My strawberries are nearly ready perhaps two weeks away to get them at their best, the only problem is that you would need to gather a few hundred of them to get a pound!

Showing Red oxide in the limestone (Click over to enlarge)

Wild Strawberries (Click over to enlarge)
We have both sorts of Wild Strawberry on Hutton Roof, the common Wild Strawberry and the Barren Strawberry.  You can tell the difference by the leaf patterns.

Moving on and taking a good forestry walk shortcut over into Lancelot I was amazed to note just how much forestry clearing has taken place and now giving good views to the fantastic escarpment.

Recent forestry clearing is now exposing a beautiful escarpment (Click over to enlarge)
Just further on I found lots and lots of scollies to check out and as you would expect theres always one or two peculiarities to check out, but one thing that did readily take my eye was a beautiful striking little bush of the Lesser Meadow Rue.  I have seen lots of LMR on these pavements over the years and I took photos earlier of some I found on Dalton No.1, but this one is strikingly different.
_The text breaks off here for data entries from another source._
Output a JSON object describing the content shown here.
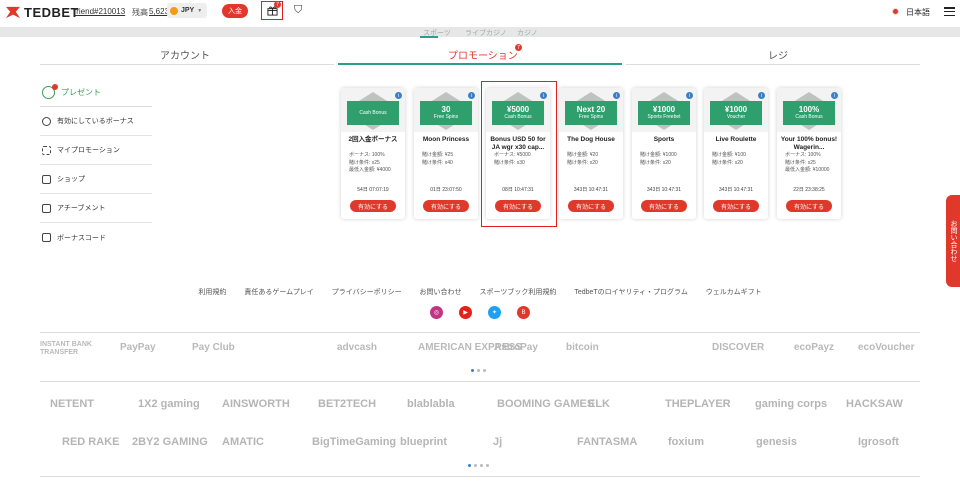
{
  "header": {
    "logo": "TEDBET",
    "username": "friend#210013",
    "balance_label": "残高",
    "balance": "5,623",
    "currency": "JPY",
    "deposit_label": "入金",
    "gift_badge": "7",
    "language": "日本語"
  },
  "subnav": [
    "スポーツ",
    "ライブカジノ",
    "カジノ"
  ],
  "tabs": {
    "account": "アカウント",
    "promotion": "プロモーション",
    "promotion_badge": "7",
    "lobby": "レジ"
  },
  "sidebar": [
    "プレゼント",
    "有効にしているボーナス",
    "マイプロモーション",
    "ショップ",
    "アチーブメント",
    "ボーナスコード"
  ],
  "cards": [
    {
      "value": "",
      "type": "Cash Bonus",
      "title": "2回入金ボーナス",
      "details": [
        "ボーナス: 100%",
        "賭け条件: x25",
        "最低入金額: ¥4000"
      ],
      "time": "54日 07:07:19",
      "button": "有効にする"
    },
    {
      "value": "30",
      "type": "Free Spins",
      "title": "Moon Princess",
      "details": [
        "賭け金額: ¥25",
        "賭け条件: x40"
      ],
      "time": "01日 23:07:50",
      "button": "有効にする"
    },
    {
      "value": "¥5000",
      "type": "Cash Bonus",
      "title": "Bonus USD 50 for JA wgr x30 cap...",
      "details": [
        "ボーナス: ¥5000",
        "賭け条件: x30"
      ],
      "time": "08日 10:47:31",
      "button": "有効にする"
    },
    {
      "value": "Next 20",
      "type": "Free Spins",
      "title": "The Dog House",
      "details": [
        "賭け金額: ¥20",
        "賭け条件: x20"
      ],
      "time": "343日 10:47:31",
      "button": "有効にする"
    },
    {
      "value": "¥1000",
      "type": "Sports Freebet",
      "title": "Sports",
      "details": [
        "賭け金額: ¥1000",
        "賭け条件: x20"
      ],
      "time": "343日 10:47:31",
      "button": "有効にする"
    },
    {
      "value": "¥1000",
      "type": "Voucher",
      "title": "Live Roulette",
      "details": [
        "賭け金額: ¥100",
        "賭け条件: x20"
      ],
      "time": "343日 10:47:31",
      "button": "有効にする"
    },
    {
      "value": "100%",
      "type": "Cash Bonus",
      "title": "Your 100% bonus! Wagerin...",
      "details": [
        "ボーナス: 100%",
        "賭け条件: x25",
        "最低入金額: ¥10000"
      ],
      "time": "22日 23:38:25",
      "button": "有効にする"
    }
  ],
  "contact": "お問い合わせ",
  "footer_links": [
    "利用規約",
    "責任あるゲームプレイ",
    "プライバシーポリシー",
    "お問い合わせ",
    "スポーツブック利用規約",
    "TedbeTのロイヤリティ・プログラム",
    "ウェルカムギフト"
  ],
  "payments": [
    "INSTANT BANK TRANSFER",
    "PayPay",
    "Pay Club",
    "advcash",
    "AMERICAN EXPRESS",
    "AstroPay",
    "bitcoin",
    "DISCOVER",
    "ecoPayz",
    "ecoVoucher"
  ],
  "providers_row1": [
    "NETENT",
    "1X2 gaming",
    "AINSWORTH",
    "BET2TECH",
    "blablabla",
    "BOOMING GAMES",
    "ELK",
    "THEPLAYER",
    "gaming corps",
    "HACKSAW"
  ],
  "providers_row2": [
    "RED RAKE",
    "2BY2 GAMING",
    "AMATIC",
    "BigTimeGaming",
    "blueprint",
    "Jj",
    "FANTASMA",
    "foxium",
    "genesis",
    "Igrosoft"
  ],
  "colors": {
    "accent": "#e0382b",
    "green": "#2f9f6e",
    "teal": "#2a9d8f"
  }
}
For one it is a far lighter green than you would expect and for two the leaves are heavily congested whereby you would expect to see more space between the leaves.  It is certainly far different to any I have ever seen before.  Here is a photo to show you.
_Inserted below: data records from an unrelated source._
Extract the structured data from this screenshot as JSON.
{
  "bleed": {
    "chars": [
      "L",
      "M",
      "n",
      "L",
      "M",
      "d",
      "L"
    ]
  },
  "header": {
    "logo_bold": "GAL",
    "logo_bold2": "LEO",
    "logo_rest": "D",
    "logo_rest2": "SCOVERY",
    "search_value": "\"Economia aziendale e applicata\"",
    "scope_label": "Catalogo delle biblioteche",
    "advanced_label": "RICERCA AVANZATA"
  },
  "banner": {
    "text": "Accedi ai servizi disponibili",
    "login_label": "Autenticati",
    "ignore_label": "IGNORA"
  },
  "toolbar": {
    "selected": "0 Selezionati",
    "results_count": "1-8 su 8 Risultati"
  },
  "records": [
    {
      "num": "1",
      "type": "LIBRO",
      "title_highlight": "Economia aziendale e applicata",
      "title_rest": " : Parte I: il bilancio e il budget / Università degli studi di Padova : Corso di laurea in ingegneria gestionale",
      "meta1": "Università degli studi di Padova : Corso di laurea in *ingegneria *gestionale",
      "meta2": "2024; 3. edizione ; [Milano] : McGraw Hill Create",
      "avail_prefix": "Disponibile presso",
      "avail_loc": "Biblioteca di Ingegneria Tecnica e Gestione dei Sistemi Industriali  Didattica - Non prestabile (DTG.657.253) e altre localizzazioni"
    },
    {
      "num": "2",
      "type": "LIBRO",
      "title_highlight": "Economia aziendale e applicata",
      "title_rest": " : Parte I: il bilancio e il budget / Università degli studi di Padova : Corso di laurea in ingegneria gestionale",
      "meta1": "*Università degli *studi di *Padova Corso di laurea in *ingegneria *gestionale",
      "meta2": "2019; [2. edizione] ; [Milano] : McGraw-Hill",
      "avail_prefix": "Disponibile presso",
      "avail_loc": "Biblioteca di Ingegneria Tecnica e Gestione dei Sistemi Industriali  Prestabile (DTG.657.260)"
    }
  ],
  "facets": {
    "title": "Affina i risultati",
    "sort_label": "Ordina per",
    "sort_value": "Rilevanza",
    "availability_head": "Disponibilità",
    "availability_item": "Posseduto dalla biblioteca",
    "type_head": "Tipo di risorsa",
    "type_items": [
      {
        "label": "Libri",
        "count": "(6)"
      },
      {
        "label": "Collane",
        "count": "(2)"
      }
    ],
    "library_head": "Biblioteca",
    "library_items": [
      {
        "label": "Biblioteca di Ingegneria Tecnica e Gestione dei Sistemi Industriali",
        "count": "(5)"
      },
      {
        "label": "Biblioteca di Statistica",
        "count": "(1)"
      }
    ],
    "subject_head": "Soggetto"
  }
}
"Kinked top Scollies" (Click over to enlarge)
I will have to get Alec to check them out!

A Unusual Lesser Meadow Rue (Click over to enlarge)
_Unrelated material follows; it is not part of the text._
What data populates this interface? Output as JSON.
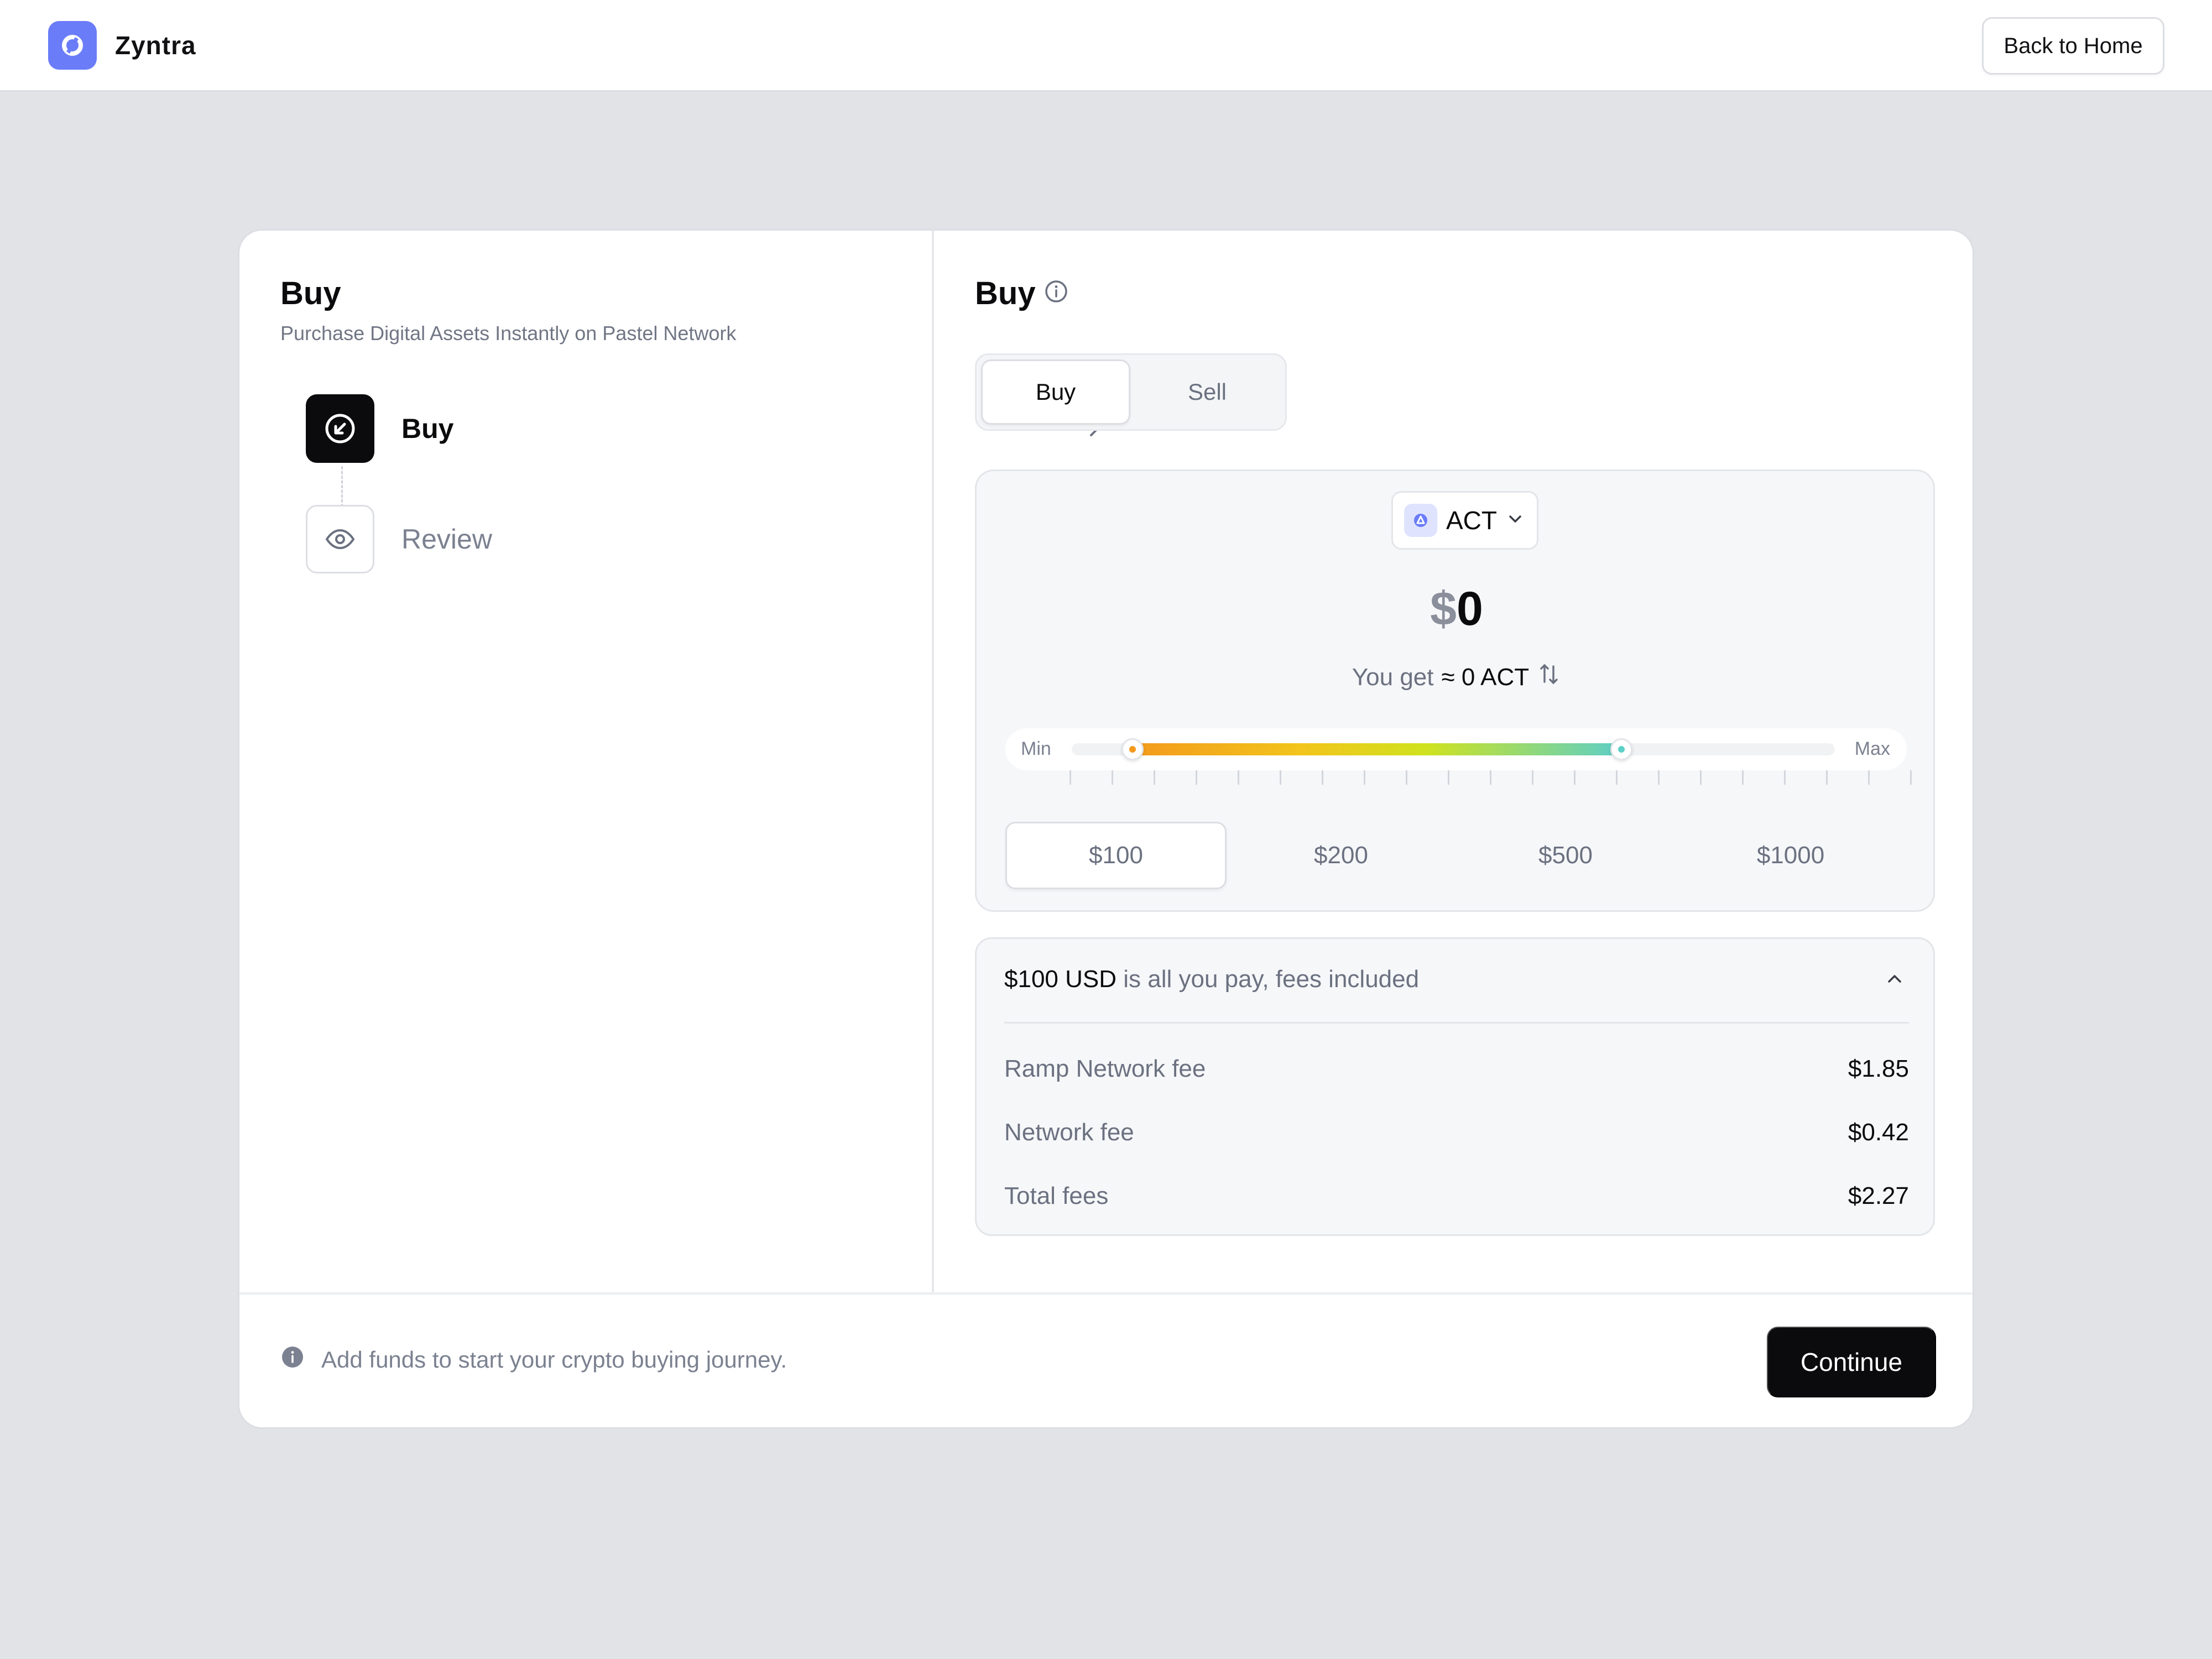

A nobbly tree (click over to enlarge)

Now over into Lancelot (CWT) and checking out bits and pieces here and there including the Montanums (Pale St. John's Wort) which seem to be doing really well in fact one of the larger ones is already at a colossal 14" tall, but what always takes my eye in particular with Montanum's is how some of them can have that special red tinted leaves which to me looks great.  Here is a photo in part showing the leaf colours:

Montanum upper leaves - note red tinting (Click over to enlarge)
I also checked out Schmalhauseneii No.1 which seems to be doing fine although I had noticed that both the Basal and secondary basal leaves had been nibbled which makes me suspect there could well be a slug on the prowl!  I checked all around the plant hoping to find the culprit but to no avail.  I will keep checking the plant whenever I am around this area.

"Schmalhauseneii" No.1 (Click over to enlarge)
Note: lower basal leaves have been partly predated.  See next photo for flowerhead
Schmal No.1 flowerhead (Click over to enlarge)
I have recently noted that the Wild Thyme is coming through and can't wait for it to populate the anthills and then soon we will have the Dark Green Fritillary butterflies taking advantage.  But for today I settled for the anthills being covered with Thyme Leaved Sandwort and Lesser Trefoil

Thyme Leaved Sandwort (Click over to enlarge)
Managed also to add a couple of Garden Warbler sites to the records, the Dalton Redstart had been calling earlier. A new Chiffchaff site was recorded. Lots of Small Heath Butterflies throughout, odd Red Admirals.

Some fabulous records from Robert Ashworth (Kendal) of his visit to-day on Hutton Roof

Stonechat - pair seen with at least two young birds in Dalton (brilliant news!), Cuckoo gone quiet and not heard for the last couple of days.  At least 15 Painted Lady butterflies seen heading NW and obviously moving through on migration - seen from "Hypericum Way", Dalton deforested and both Lancelot and Burton Fell. Also two Red Admirals tagging on with them.  A couple of Small Pearl Bordered Fritillaries seen at the top of Burton Fell suggest recent emerging. Purple and Gold moths seen in Dalton and also Cinnabar. Two new Fly Orchids found and several sprouting Dark Red Helliborines starting to show.  (Thank you Robert).

Thursday 1st June 2017 - Swift Watch - Burton Main Street - 1900hrs to 2030hrs

Quiet in a sense with a maximum count of 11 birds, Does not seem to be any activity this year on the Post Office Buildings (as yet), two sites being used in Cocking Yard, We actually did see two of the old established sites at the Royal being used (on the rear elevation) and that was the only confirmed reports we can give.  The Starling was yet again being sentinel and on guard at the Manor House protecting what had been a Swift stronghold site in the past.